A spot of shopping and lunch
After the school we visited an enclosed community outdoor market place where the locals sold their wares to tour groups like ours. We did end up buying a nice table runner and didn’t feel pressured to do so at all except out of politeness. After all the trades were done we were treated to lunch which consisted of Guinea Pig and quinoa! Both of these were new to me. The guinea pig (Coy) was quite gamey and reminded me of chicken feet, but the quinoa was good and I’ve been a fan of it ever since. We were also served a local variety of potato which tasted amazing.
Soccer with the Inca’s
After lunch Gonzalos produced a soccor ball that he had purchased at the market in Cusco and we were suddenly transported to a bizarro world in which we were playing a soccor game with descendants of the Inca’s, several kilometers up a mountain! I remember we walked out onto the field in single file as all good teams do and it was tourists against locals. The locals wore very simple shoes and their toes got torn apart by our boots during tackles. The two older guys in our group decided to play rough and at one point picked up the ball and turned it into a rugby game. A foul was called! The air was so thin I was sucking on my asthma inhaler for breath, but it was surely a good way to acclimatize.There were two matches played, boys’v boys and girls v girls. Lot’s of fun and probably one of my favorite memories of the trip.

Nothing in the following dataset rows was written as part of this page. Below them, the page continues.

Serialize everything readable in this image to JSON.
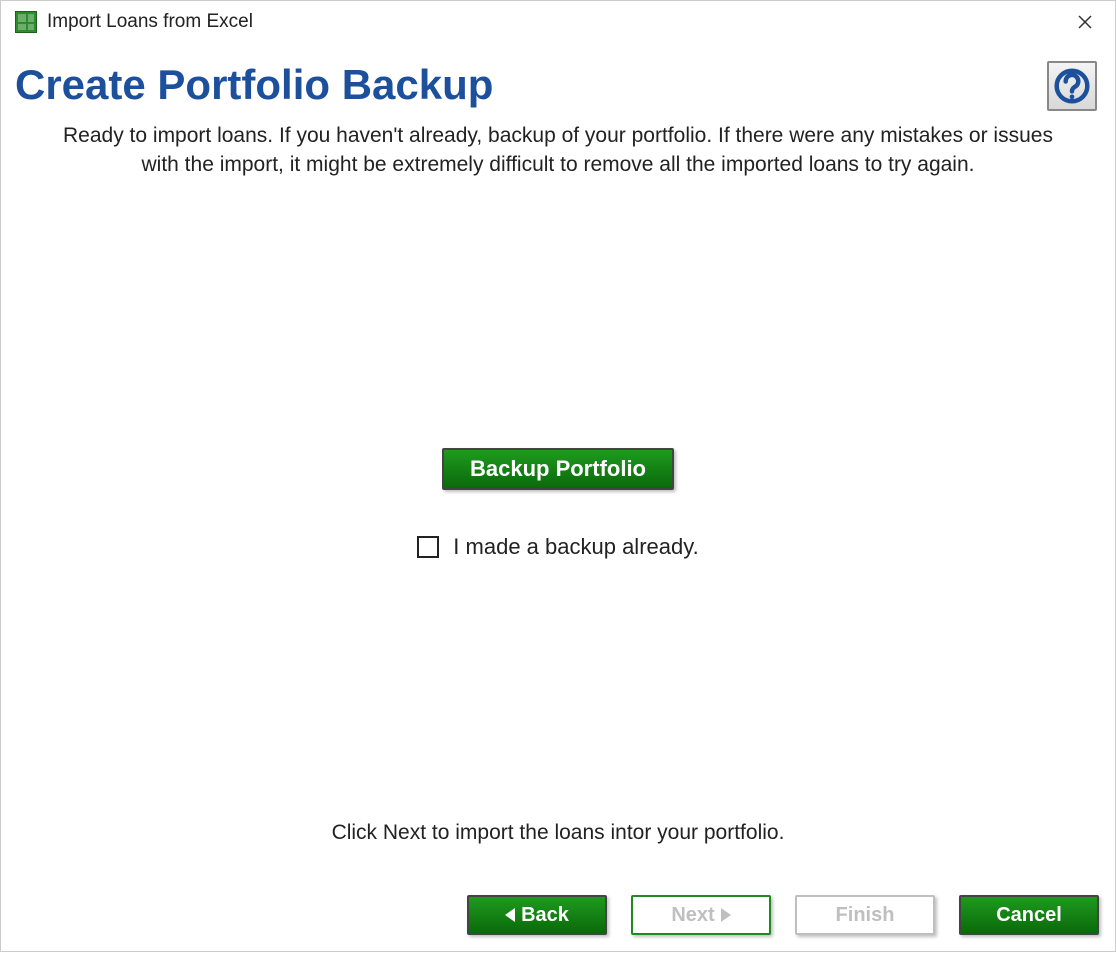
{
  "window": {
    "title": "Import Loans from Excel"
  },
  "page": {
    "heading": "Create Portfolio Backup",
    "description": "Ready to import loans. If you haven't already, backup of your portfolio. If there were any mistakes or issues with the import, it might be extremely difficult to remove all the imported loans to try again.",
    "backup_button": "Backup Portfolio",
    "checkbox_label": "I made a backup already.",
    "hint": "Click Next to import the loans intor your portfolio."
  },
  "buttons": {
    "back": "Back",
    "next": "Next",
    "finish": "Finish",
    "cancel": "Cancel"
  }
}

Soon enough though, our visit to the community was over and we headed to our motel in Ollantaytambo for the night. We would begin our trek in the morning.